In my early 30s I became acquainted with a woman about twice my age who shared my love of reading. In talking with her, I learned that she primarily read non-fiction, and was avid about learning new things. With the arrogance of youth, I wondered why, since she was retired, and therefore "old," with no practical (meaning income-producing) way to apply that knowledge.
Now that I’m about her age, I’ve found that all I want to read is non-fiction, and that I just can’t seem to get my fill of learning something new. I now understand that people don’t have to "do" something with their knowledge, that there is great pleasure in simply discovering new information or expanding existing information.
I still enjoy fiction, although my tastes have changed dramatically over the years, but I’ll nearly always chose non-fiction first. Some of it is lightweight, and some of it forces me to really study what the author is saying. I’m very eclectic, reading from an extensive selection of authors, philosophies, and fields.
I suppose in a way that I’m looking for answers, although I’ve not formulated any serious questions. I think, though, that most of it is a matter of curiosity, of wanting to know as much as I can about everything. The older I get, the more I realize how little I really know, despite having lived a full life, with a variety of experiences.
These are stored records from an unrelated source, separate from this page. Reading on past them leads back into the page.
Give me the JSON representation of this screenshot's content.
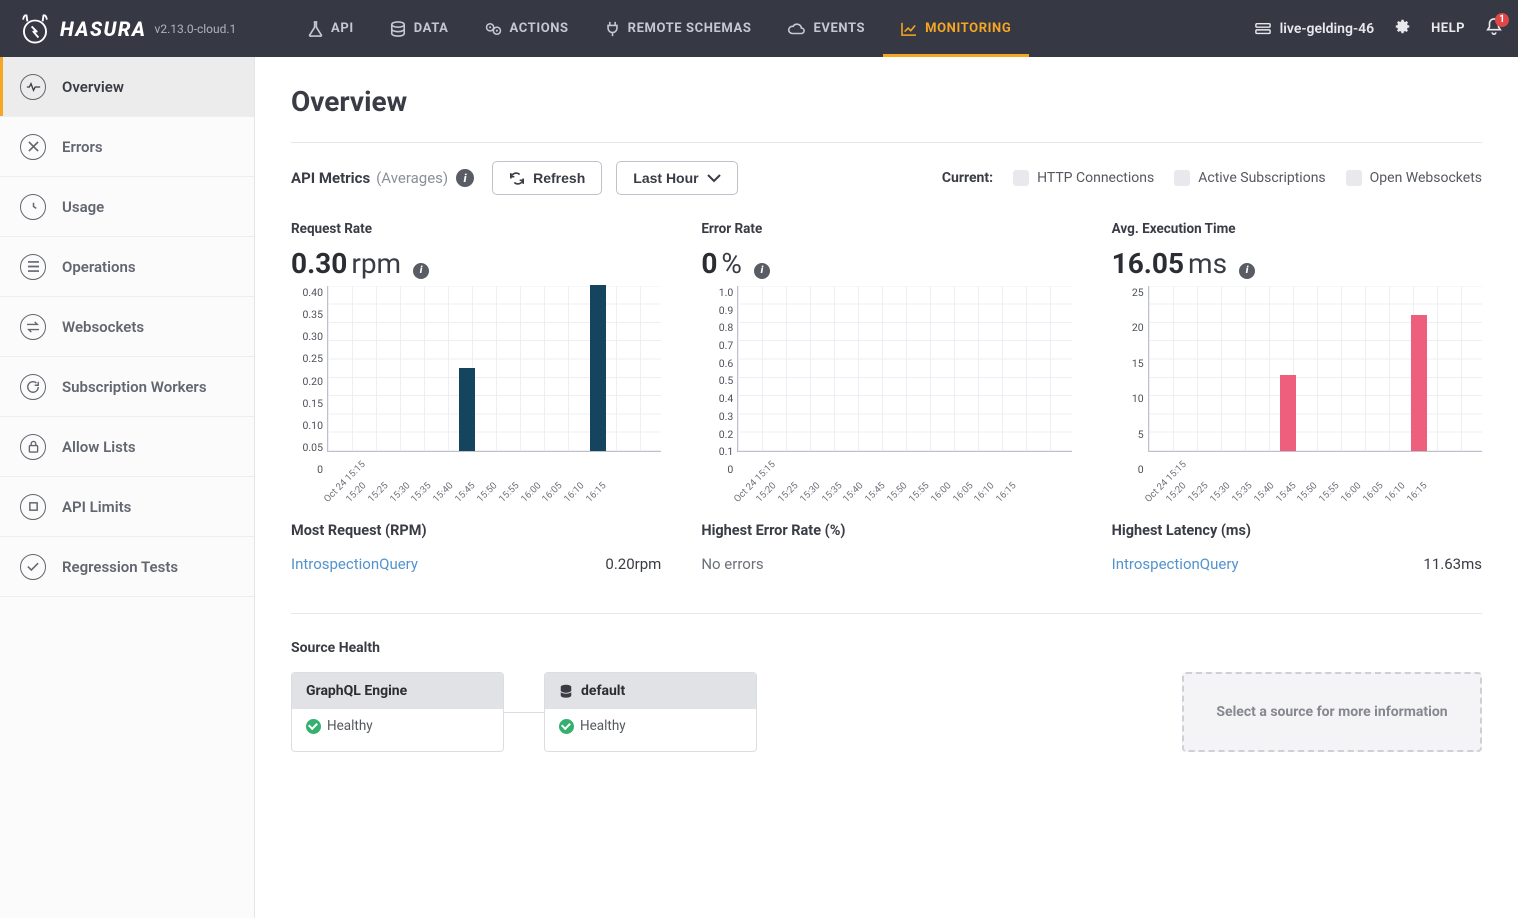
{
  "header": {
    "brand": "HASURA",
    "version": "v2.13.0-cloud.1",
    "nav": [
      "API",
      "DATA",
      "ACTIONS",
      "REMOTE SCHEMAS",
      "EVENTS",
      "MONITORING"
    ],
    "project": "live-gelding-46",
    "help": "HELP",
    "notif_count": "1"
  },
  "sidebar": {
    "items": [
      "Overview",
      "Errors",
      "Usage",
      "Operations",
      "Websockets",
      "Subscription Workers",
      "Allow Lists",
      "API Limits",
      "Regression Tests"
    ]
  },
  "page": {
    "title": "Overview",
    "api_label": "API Metrics",
    "api_sub": "(Averages)",
    "refresh": "Refresh",
    "range": "Last Hour",
    "current": "Current:",
    "cur_http": "HTTP Connections",
    "cur_sub": "Active Subscriptions",
    "cur_ws": "Open Websockets"
  },
  "metrics": {
    "req": {
      "title": "Request Rate",
      "value": "0.30",
      "unit": "rpm"
    },
    "err": {
      "title": "Error Rate",
      "value": "0",
      "unit": "%"
    },
    "lat": {
      "title": "Avg. Execution Time",
      "value": "16.05",
      "unit": "ms"
    }
  },
  "below": {
    "req_title": "Most Request (RPM)",
    "req_link": "IntrospectionQuery",
    "req_val": "0.20rpm",
    "err_title": "Highest Error Rate (%)",
    "err_text": "No errors",
    "lat_title": "Highest Latency (ms)",
    "lat_link": "IntrospectionQuery",
    "lat_val": "11.63ms"
  },
  "source_health": {
    "title": "Source Health",
    "engine": "GraphQL Engine",
    "engine_status": "Healthy",
    "db": "default",
    "db_status": "Healthy",
    "placeholder": "Select a source for more information"
  },
  "chart_data": [
    {
      "type": "bar",
      "title": "Request Rate",
      "ylabel": "rpm",
      "ylim": [
        0,
        0.4
      ],
      "yticks": [
        "0.40",
        "0.35",
        "0.30",
        "0.25",
        "0.20",
        "0.15",
        "0.10",
        "0.05",
        "0"
      ],
      "categories": [
        "Oct 24 15:15",
        "15:20",
        "15:25",
        "15:30",
        "15:35",
        "15:40",
        "15:45",
        "15:50",
        "15:55",
        "16:00",
        "16:05",
        "16:10",
        "16:15"
      ],
      "values": [
        0,
        0,
        0,
        0,
        0,
        0,
        0.2,
        0,
        0,
        0,
        0,
        0,
        0.4
      ],
      "color": "#15445f"
    },
    {
      "type": "bar",
      "title": "Error Rate",
      "ylabel": "%",
      "ylim": [
        0,
        1.0
      ],
      "yticks": [
        "1.0",
        "0.9",
        "0.8",
        "0.7",
        "0.6",
        "0.5",
        "0.4",
        "0.3",
        "0.2",
        "0.1",
        "0"
      ],
      "categories": [
        "Oct 24 15:15",
        "15:20",
        "15:25",
        "15:30",
        "15:35",
        "15:40",
        "15:45",
        "15:50",
        "15:55",
        "16:00",
        "16:05",
        "16:10",
        "16:15"
      ],
      "values": [
        0,
        0,
        0,
        0,
        0,
        0,
        0,
        0,
        0,
        0,
        0,
        0,
        0
      ],
      "color": "#15445f"
    },
    {
      "type": "bar",
      "title": "Avg. Execution Time",
      "ylabel": "ms",
      "ylim": [
        0,
        25
      ],
      "yticks": [
        "25",
        "20",
        "15",
        "10",
        "5",
        "0"
      ],
      "categories": [
        "Oct 24 15:15",
        "15:20",
        "15:25",
        "15:30",
        "15:35",
        "15:40",
        "15:45",
        "15:50",
        "15:55",
        "16:00",
        "16:05",
        "16:10",
        "16:15"
      ],
      "values": [
        0,
        0,
        0,
        0,
        0,
        0,
        11.5,
        0,
        0,
        0,
        0,
        0,
        20.5
      ],
      "color": "#ed5f7d"
    }
  ]
}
Yes, It’s Personal - Author: Tamela Hancock Murray We’d all like to think everyone will love all our books. But it just won’t happen. It’s personal, and that’s okay. Based on...